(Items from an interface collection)
+ + + +
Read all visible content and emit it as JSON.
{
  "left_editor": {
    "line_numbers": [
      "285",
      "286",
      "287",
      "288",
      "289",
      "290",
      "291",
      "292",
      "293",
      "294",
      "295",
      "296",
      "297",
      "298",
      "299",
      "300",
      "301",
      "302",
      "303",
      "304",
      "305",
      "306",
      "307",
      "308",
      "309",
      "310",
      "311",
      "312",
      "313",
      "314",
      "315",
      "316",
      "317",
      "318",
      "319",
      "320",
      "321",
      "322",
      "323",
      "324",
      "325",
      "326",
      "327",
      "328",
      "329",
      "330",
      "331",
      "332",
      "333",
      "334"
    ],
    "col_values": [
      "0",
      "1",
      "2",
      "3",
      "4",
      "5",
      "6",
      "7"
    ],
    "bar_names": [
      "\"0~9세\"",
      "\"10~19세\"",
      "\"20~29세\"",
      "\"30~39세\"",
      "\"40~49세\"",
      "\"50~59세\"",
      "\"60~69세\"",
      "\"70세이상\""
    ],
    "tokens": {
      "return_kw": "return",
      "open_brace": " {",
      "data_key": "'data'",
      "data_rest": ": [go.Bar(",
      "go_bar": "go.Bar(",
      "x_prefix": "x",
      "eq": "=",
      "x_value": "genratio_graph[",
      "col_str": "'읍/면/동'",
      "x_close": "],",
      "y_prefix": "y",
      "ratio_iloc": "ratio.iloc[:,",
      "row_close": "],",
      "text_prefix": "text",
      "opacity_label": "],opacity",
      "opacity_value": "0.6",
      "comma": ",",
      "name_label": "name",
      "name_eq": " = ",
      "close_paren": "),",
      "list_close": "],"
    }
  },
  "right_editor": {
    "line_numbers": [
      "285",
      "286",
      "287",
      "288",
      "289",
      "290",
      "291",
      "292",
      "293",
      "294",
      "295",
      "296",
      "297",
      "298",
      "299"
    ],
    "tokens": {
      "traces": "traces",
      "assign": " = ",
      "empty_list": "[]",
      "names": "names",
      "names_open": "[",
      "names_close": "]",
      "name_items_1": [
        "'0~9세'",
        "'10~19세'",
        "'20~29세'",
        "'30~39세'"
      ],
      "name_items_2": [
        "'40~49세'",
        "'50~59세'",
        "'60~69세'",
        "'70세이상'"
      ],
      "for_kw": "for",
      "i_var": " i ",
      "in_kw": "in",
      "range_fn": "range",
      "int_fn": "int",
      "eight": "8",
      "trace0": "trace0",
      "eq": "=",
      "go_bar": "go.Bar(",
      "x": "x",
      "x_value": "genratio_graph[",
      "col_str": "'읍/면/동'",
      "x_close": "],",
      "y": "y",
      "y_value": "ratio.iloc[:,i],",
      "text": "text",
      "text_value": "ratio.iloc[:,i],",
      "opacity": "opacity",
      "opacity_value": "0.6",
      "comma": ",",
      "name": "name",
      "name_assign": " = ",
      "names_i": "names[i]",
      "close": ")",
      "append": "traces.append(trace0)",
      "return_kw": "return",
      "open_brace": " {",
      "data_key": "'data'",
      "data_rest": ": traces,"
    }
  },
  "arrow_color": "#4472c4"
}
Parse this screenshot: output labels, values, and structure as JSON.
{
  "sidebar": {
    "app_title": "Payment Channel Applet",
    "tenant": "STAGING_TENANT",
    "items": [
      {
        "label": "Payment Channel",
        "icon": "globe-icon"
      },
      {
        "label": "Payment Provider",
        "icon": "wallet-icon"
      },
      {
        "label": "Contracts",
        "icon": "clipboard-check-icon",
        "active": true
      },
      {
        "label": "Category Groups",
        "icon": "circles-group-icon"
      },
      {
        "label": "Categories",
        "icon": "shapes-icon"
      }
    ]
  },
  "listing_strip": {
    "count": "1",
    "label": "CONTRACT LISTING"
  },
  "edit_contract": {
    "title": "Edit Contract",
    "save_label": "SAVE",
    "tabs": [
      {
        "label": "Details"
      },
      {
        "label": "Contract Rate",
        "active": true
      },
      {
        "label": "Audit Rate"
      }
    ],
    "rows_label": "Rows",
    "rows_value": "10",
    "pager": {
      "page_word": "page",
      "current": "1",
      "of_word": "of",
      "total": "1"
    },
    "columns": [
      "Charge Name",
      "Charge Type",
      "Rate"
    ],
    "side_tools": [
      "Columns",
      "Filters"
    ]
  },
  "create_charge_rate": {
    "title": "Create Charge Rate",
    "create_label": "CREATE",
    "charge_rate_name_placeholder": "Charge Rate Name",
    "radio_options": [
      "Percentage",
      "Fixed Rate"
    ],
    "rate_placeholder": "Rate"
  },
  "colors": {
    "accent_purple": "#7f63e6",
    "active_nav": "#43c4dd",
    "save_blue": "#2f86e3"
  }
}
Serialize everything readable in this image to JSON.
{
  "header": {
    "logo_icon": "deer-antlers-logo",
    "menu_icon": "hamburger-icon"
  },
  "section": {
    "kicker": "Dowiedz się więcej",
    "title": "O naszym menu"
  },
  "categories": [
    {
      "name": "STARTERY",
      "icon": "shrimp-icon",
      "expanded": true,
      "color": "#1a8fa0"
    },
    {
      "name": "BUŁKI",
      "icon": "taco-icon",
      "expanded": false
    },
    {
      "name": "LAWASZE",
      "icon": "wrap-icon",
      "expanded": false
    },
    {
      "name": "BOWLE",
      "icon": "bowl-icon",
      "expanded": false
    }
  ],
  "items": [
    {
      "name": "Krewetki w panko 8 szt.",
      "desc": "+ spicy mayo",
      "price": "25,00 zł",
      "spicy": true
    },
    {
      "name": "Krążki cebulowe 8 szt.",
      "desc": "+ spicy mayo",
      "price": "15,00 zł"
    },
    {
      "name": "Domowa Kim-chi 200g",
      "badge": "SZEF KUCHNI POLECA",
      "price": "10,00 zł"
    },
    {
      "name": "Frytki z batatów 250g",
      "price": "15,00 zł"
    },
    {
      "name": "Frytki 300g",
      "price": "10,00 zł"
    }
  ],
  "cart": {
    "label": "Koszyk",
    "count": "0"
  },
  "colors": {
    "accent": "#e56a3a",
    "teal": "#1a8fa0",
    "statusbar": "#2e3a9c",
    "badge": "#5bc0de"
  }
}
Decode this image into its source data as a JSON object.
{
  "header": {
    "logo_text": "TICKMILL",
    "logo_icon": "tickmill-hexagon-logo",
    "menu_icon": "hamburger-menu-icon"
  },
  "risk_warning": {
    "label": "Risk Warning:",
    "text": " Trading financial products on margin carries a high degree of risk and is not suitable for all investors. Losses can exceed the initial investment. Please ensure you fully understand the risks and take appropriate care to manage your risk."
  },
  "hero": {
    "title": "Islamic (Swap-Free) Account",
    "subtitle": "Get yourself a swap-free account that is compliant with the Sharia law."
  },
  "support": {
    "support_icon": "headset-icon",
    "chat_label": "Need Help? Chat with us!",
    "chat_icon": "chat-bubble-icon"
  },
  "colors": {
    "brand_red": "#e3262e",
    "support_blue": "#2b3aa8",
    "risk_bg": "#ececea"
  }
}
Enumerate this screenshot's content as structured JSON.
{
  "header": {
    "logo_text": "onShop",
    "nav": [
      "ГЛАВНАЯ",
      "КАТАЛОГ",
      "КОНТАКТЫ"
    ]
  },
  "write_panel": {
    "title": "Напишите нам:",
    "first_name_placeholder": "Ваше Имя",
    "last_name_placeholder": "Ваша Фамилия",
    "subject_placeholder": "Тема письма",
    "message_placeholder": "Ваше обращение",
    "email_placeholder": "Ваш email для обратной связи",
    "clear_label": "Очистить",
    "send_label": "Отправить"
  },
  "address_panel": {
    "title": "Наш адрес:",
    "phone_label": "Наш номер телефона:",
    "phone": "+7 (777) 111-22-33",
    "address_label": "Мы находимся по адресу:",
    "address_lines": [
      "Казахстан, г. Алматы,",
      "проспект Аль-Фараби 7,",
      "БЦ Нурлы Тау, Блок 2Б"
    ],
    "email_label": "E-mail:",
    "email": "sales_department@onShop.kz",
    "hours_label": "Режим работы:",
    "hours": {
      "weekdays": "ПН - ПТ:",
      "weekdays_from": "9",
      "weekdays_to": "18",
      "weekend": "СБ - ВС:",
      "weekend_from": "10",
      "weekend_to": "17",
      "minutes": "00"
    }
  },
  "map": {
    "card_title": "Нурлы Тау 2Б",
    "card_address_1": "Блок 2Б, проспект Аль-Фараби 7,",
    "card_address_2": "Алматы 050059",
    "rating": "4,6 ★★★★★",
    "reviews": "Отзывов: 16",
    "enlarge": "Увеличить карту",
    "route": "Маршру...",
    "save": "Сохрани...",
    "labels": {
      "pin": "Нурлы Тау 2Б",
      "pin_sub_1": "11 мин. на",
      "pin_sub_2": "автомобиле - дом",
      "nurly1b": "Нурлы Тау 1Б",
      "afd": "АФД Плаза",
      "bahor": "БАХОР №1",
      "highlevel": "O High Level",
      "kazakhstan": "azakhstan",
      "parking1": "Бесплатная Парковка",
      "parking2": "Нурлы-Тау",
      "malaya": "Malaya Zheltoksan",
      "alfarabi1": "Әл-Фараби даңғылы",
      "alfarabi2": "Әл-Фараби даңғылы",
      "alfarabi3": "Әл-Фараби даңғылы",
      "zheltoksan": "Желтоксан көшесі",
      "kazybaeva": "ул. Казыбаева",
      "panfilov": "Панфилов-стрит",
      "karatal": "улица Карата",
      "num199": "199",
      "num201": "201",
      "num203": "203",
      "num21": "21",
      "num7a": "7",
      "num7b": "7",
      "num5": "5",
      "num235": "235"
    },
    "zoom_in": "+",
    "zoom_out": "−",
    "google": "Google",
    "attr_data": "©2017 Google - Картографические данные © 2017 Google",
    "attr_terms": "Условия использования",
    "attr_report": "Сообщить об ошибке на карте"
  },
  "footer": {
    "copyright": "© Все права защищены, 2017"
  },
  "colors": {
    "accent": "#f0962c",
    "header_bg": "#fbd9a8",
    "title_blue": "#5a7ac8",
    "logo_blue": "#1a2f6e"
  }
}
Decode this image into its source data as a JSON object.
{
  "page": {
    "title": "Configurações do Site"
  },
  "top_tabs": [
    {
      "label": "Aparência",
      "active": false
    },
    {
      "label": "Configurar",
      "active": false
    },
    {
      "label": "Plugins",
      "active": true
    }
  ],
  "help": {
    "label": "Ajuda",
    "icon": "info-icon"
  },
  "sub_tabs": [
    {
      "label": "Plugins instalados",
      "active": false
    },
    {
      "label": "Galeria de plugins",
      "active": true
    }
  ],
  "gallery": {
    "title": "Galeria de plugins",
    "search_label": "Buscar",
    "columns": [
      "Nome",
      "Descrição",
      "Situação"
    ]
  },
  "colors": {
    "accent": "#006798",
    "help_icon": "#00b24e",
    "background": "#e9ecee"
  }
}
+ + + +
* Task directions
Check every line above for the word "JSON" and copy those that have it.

* Solution to the exercise
Read all visible content and emit it as JSON.
Parse this screenshot: output labels, values, and structure as JSON.
Serialize everything readable in this image to JSON.
Decode this image into its source data as a JSON object.
Enumerate this screenshot's content as structured JSON.
Decode this image into its source data as a JSON object.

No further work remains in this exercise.